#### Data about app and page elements
---

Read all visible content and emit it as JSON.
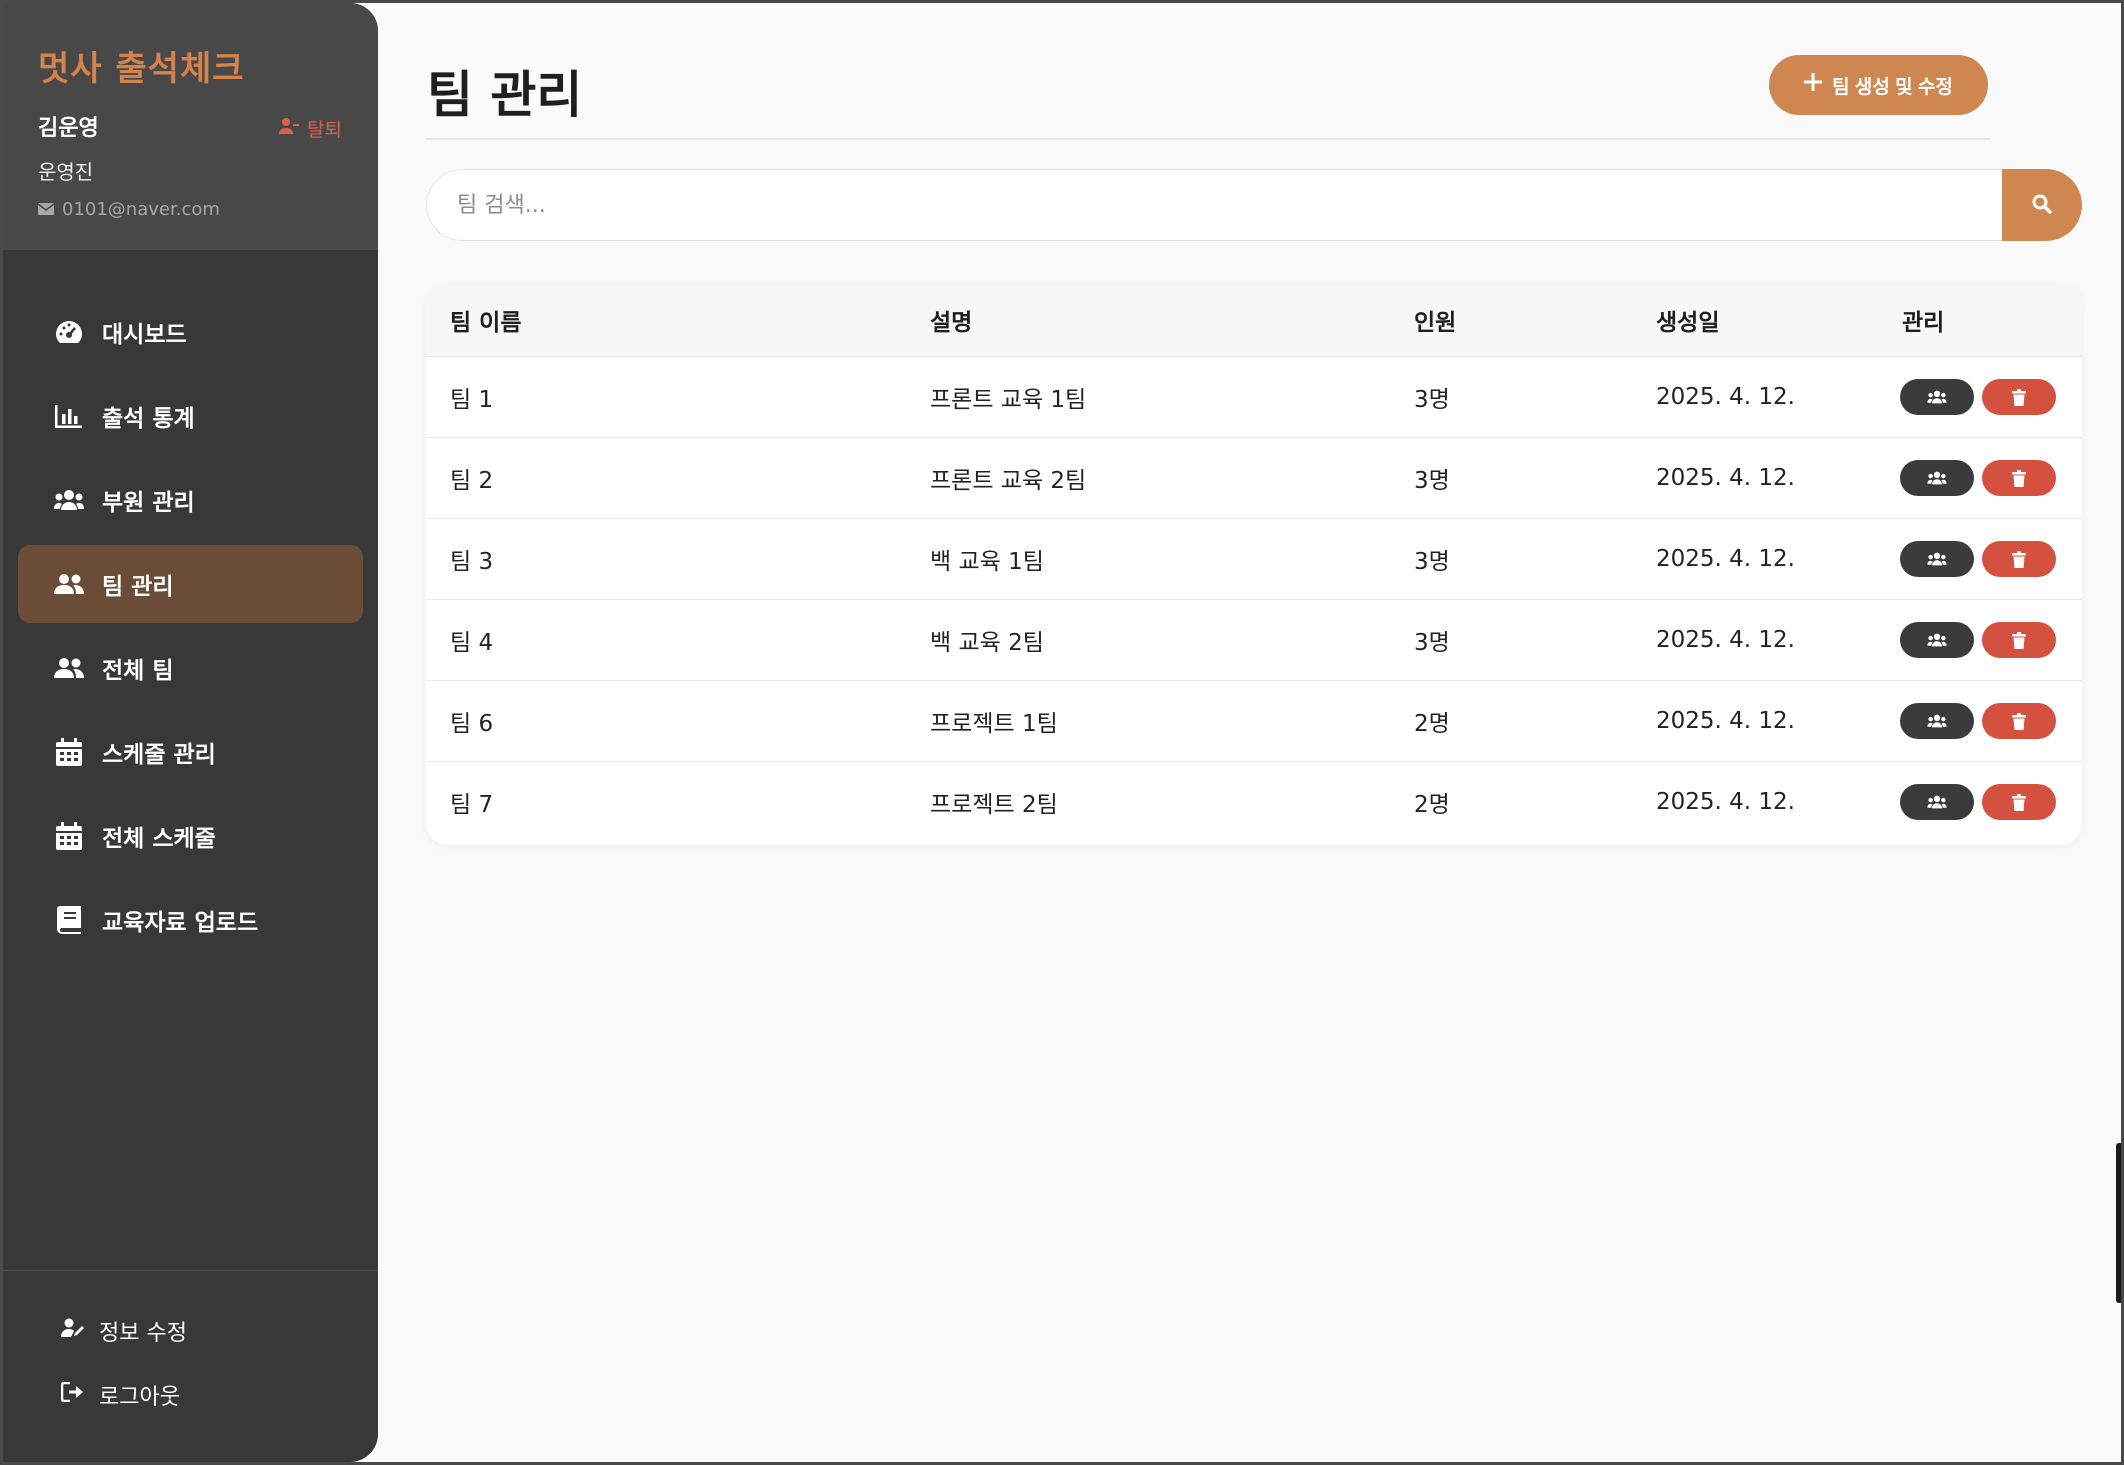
{
  "app": {
    "brand": "멋사 출석체크"
  },
  "profile": {
    "name": "김운영",
    "role": "운영진",
    "email": "0101@naver.com",
    "leave_label": "탈퇴"
  },
  "nav": {
    "items": [
      {
        "label": "대시보드",
        "icon": "dashboard-icon"
      },
      {
        "label": "출석 통계",
        "icon": "chart-bar-icon"
      },
      {
        "label": "부원 관리",
        "icon": "users-icon"
      },
      {
        "label": "팀 관리",
        "icon": "team-icon",
        "active": true
      },
      {
        "label": "전체 팀",
        "icon": "team-icon"
      },
      {
        "label": "스케줄 관리",
        "icon": "calendar-icon"
      },
      {
        "label": "전체 스케줄",
        "icon": "calendar-icon"
      },
      {
        "label": "교육자료 업로드",
        "icon": "book-icon"
      }
    ]
  },
  "footer": {
    "edit_profile": "정보 수정",
    "logout": "로그아웃"
  },
  "main": {
    "title": "팀 관리",
    "create_button": "팀 생성 및 수정",
    "search_placeholder": "팀 검색..."
  },
  "table": {
    "headers": [
      "팀 이름",
      "설명",
      "인원",
      "생성일",
      "관리"
    ],
    "rows": [
      {
        "name": "팀 1",
        "desc": "프론트 교육 1팀",
        "members": "3명",
        "created": "2025. 4. 12."
      },
      {
        "name": "팀 2",
        "desc": "프론트 교육 2팀",
        "members": "3명",
        "created": "2025. 4. 12."
      },
      {
        "name": "팀 3",
        "desc": "백 교육 1팀",
        "members": "3명",
        "created": "2025. 4. 12."
      },
      {
        "name": "팀 4",
        "desc": "백 교육 2팀",
        "members": "3명",
        "created": "2025. 4. 12."
      },
      {
        "name": "팀 6",
        "desc": "프로젝트 1팀",
        "members": "2명",
        "created": "2025. 4. 12."
      },
      {
        "name": "팀 7",
        "desc": "프로젝트 2팀",
        "members": "2명",
        "created": "2025. 4. 12."
      }
    ]
  },
  "colors": {
    "accent": "#cf8752",
    "sidebar_bg": "#383838",
    "active_nav": "#6b4c36",
    "danger": "#d4513f"
  }
}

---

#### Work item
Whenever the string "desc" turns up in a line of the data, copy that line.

#### Exercise output
        "desc": "프론트 교육 1팀",
        "desc": "프론트 교육 2팀",
        "desc": "백 교육 1팀",
        "desc": "백 교육 2팀",
        "desc": "프로젝트 1팀",
        "desc": "프로젝트 2팀",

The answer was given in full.